___ Provided material
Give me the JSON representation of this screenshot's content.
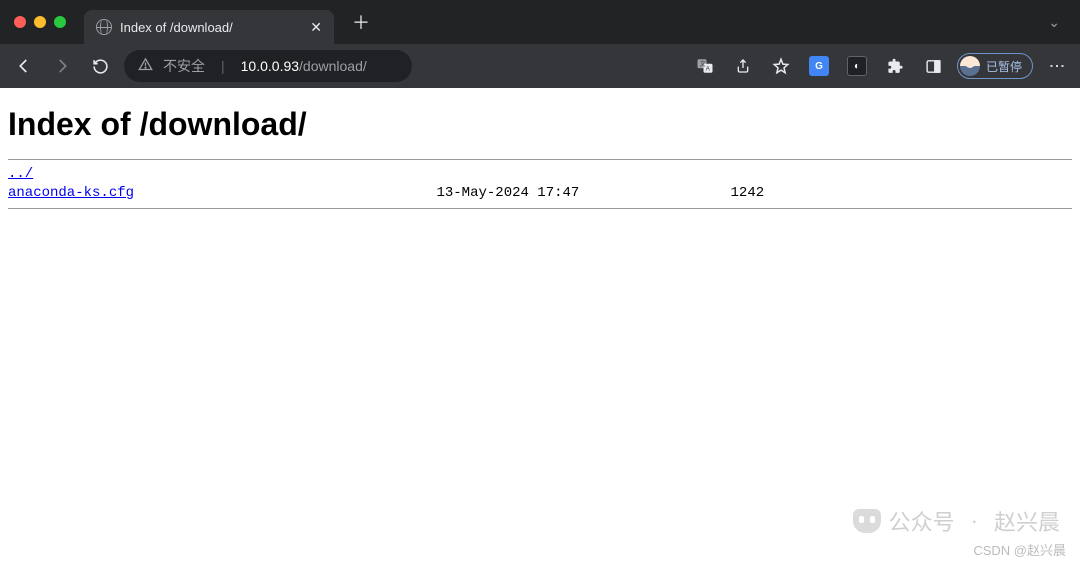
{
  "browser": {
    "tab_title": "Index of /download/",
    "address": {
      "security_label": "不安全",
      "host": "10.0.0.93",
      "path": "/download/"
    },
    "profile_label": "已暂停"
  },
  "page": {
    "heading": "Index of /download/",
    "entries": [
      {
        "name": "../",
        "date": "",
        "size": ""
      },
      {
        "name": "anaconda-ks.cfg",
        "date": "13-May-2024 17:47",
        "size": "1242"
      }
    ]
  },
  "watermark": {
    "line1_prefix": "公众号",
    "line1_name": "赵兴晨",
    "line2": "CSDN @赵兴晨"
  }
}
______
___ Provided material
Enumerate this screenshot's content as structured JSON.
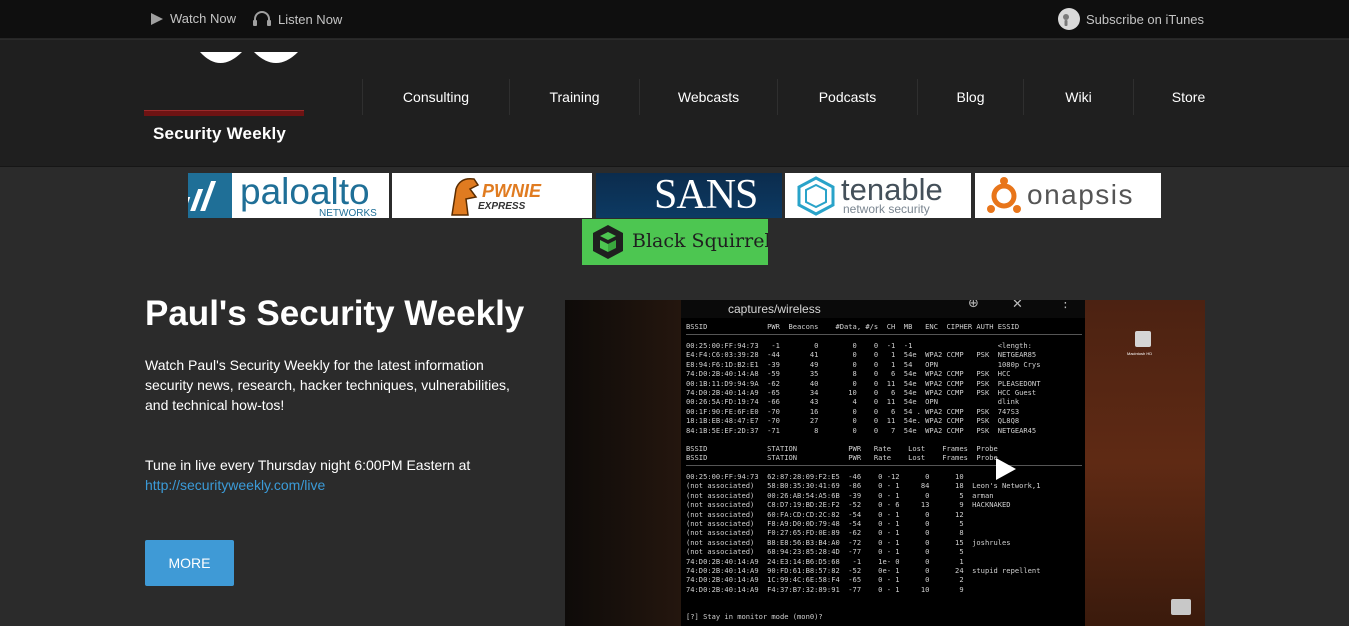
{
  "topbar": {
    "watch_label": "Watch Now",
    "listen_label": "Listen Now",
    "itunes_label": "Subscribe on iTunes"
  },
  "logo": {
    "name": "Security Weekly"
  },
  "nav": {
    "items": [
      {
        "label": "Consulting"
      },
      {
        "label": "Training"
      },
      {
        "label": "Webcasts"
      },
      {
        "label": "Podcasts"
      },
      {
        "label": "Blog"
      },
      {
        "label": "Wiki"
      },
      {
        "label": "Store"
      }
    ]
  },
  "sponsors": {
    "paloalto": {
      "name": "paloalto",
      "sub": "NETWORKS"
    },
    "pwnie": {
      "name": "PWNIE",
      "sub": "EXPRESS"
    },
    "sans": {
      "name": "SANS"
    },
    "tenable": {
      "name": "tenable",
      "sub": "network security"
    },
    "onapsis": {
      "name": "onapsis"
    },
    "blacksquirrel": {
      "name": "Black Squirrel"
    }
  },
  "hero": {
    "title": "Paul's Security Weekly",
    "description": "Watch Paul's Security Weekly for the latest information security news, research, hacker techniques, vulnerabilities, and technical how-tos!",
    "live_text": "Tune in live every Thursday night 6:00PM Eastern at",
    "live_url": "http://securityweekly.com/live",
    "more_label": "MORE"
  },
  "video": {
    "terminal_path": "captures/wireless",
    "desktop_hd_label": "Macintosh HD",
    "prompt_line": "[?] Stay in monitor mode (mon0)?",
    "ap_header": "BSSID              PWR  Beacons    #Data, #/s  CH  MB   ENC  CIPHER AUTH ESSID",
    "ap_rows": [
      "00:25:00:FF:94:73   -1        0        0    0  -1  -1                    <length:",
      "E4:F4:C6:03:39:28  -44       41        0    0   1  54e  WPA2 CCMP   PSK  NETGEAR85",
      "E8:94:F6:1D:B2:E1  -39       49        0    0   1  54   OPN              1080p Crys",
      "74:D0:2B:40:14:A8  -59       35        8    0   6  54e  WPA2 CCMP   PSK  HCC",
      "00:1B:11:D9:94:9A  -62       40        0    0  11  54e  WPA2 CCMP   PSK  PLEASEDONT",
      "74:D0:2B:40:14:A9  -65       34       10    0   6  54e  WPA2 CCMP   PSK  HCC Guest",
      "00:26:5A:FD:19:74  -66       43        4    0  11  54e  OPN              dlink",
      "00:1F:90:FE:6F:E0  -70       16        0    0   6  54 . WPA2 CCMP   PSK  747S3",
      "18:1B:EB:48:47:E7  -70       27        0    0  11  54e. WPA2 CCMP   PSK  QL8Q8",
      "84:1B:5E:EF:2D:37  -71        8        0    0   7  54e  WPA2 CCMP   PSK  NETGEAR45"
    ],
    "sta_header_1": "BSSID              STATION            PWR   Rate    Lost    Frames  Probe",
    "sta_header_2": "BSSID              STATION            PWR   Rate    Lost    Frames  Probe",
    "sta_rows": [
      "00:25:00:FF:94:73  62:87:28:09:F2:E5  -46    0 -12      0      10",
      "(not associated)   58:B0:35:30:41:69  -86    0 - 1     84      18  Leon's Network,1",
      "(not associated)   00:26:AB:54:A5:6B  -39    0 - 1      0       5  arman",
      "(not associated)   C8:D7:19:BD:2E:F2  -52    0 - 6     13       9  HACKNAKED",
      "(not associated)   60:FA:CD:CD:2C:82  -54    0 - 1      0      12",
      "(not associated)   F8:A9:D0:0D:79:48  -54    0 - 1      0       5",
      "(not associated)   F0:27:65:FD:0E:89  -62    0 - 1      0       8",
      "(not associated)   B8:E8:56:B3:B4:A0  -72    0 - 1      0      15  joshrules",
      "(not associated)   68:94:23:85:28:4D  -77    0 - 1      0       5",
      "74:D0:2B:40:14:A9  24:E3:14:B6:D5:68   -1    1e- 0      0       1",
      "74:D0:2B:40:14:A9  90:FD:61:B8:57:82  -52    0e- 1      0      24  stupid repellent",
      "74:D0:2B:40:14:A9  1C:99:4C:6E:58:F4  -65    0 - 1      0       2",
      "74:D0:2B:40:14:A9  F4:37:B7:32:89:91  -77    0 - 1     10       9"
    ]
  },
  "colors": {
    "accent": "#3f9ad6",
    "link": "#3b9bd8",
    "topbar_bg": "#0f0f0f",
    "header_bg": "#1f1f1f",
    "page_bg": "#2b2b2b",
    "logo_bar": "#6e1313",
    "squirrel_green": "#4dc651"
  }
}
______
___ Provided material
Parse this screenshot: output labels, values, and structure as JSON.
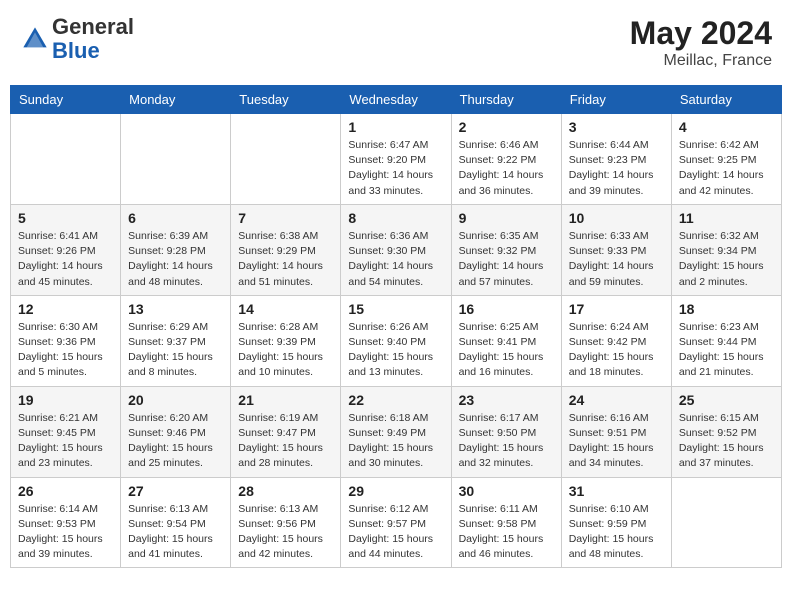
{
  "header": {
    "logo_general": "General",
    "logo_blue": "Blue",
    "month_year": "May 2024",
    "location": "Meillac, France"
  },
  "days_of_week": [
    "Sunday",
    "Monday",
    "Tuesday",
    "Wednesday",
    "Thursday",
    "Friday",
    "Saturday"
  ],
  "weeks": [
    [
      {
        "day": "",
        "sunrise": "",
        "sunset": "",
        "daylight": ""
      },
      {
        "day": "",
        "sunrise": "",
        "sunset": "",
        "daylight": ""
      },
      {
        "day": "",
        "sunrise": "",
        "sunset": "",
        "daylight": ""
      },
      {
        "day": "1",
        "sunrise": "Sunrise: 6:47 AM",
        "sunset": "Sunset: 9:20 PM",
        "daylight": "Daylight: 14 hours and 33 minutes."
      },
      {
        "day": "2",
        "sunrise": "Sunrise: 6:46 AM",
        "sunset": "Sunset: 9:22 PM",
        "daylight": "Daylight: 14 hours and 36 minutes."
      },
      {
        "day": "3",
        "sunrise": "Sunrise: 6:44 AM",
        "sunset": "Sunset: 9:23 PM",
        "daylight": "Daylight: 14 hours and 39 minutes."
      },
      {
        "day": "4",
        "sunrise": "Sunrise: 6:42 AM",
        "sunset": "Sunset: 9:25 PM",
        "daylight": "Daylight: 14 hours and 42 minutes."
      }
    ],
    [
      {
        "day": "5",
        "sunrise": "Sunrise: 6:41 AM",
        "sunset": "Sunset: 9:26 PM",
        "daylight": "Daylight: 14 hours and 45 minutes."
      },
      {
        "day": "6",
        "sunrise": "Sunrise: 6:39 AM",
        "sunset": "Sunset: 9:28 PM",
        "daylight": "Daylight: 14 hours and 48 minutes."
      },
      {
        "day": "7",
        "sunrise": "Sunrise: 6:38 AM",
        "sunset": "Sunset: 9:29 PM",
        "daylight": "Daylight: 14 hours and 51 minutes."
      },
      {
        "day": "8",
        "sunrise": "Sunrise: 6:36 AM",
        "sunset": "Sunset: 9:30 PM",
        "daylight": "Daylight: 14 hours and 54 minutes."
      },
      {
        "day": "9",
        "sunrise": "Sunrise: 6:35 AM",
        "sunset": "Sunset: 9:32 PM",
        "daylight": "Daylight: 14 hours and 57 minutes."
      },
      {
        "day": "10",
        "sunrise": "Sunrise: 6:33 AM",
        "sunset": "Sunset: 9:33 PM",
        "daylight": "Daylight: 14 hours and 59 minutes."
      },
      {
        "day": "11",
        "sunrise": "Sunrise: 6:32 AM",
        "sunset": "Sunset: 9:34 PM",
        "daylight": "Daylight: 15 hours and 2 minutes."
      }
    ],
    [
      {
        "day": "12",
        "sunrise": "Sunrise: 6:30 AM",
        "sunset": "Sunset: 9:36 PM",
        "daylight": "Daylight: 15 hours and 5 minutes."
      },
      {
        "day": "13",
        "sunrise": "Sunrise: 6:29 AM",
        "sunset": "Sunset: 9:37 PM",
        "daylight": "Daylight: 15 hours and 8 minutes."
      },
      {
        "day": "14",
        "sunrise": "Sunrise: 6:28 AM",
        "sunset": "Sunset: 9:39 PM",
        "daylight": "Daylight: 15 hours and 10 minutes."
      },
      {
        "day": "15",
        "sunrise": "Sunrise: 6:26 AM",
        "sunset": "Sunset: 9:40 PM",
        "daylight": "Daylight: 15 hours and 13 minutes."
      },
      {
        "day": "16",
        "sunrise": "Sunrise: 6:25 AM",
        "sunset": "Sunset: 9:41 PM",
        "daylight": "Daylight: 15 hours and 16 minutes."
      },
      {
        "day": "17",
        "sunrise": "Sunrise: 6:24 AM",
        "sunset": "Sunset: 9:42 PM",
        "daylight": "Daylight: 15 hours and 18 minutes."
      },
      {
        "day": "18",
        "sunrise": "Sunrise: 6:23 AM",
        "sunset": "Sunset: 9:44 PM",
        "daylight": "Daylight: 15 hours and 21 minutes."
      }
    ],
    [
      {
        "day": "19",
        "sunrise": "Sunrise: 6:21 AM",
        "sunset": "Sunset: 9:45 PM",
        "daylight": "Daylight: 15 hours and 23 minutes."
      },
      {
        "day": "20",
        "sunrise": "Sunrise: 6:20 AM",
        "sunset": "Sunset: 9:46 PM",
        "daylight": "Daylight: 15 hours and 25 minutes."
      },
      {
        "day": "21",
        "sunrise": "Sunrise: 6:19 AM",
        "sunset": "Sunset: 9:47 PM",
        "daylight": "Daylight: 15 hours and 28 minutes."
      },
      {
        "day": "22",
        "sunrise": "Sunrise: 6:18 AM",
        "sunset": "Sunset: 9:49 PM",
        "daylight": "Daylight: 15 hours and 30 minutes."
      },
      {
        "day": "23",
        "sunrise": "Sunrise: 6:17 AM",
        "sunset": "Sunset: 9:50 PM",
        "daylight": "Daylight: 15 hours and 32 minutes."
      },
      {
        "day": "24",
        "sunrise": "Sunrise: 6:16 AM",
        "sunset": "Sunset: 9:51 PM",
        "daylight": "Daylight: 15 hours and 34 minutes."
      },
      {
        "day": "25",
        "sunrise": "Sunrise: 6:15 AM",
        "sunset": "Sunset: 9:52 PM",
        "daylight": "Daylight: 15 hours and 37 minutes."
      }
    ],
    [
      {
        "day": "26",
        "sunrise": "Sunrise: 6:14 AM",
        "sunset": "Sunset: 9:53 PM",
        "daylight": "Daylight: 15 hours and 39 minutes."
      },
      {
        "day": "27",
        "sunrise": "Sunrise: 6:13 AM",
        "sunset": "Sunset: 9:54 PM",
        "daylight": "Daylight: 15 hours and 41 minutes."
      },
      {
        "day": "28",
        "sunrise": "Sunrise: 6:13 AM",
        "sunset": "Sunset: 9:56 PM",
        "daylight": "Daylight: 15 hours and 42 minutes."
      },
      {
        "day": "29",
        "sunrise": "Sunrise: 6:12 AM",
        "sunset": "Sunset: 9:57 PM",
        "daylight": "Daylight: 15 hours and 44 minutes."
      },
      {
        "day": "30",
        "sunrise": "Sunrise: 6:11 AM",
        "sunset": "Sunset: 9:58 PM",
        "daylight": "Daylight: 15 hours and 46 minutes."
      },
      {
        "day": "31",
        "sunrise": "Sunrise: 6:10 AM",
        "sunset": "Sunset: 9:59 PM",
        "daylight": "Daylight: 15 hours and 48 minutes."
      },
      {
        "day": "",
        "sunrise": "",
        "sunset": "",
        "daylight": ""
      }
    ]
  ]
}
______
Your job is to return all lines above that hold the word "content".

> Task result
Give me the JSON representation of this screenshot's content.
Enumerate this screenshot's content as structured JSON.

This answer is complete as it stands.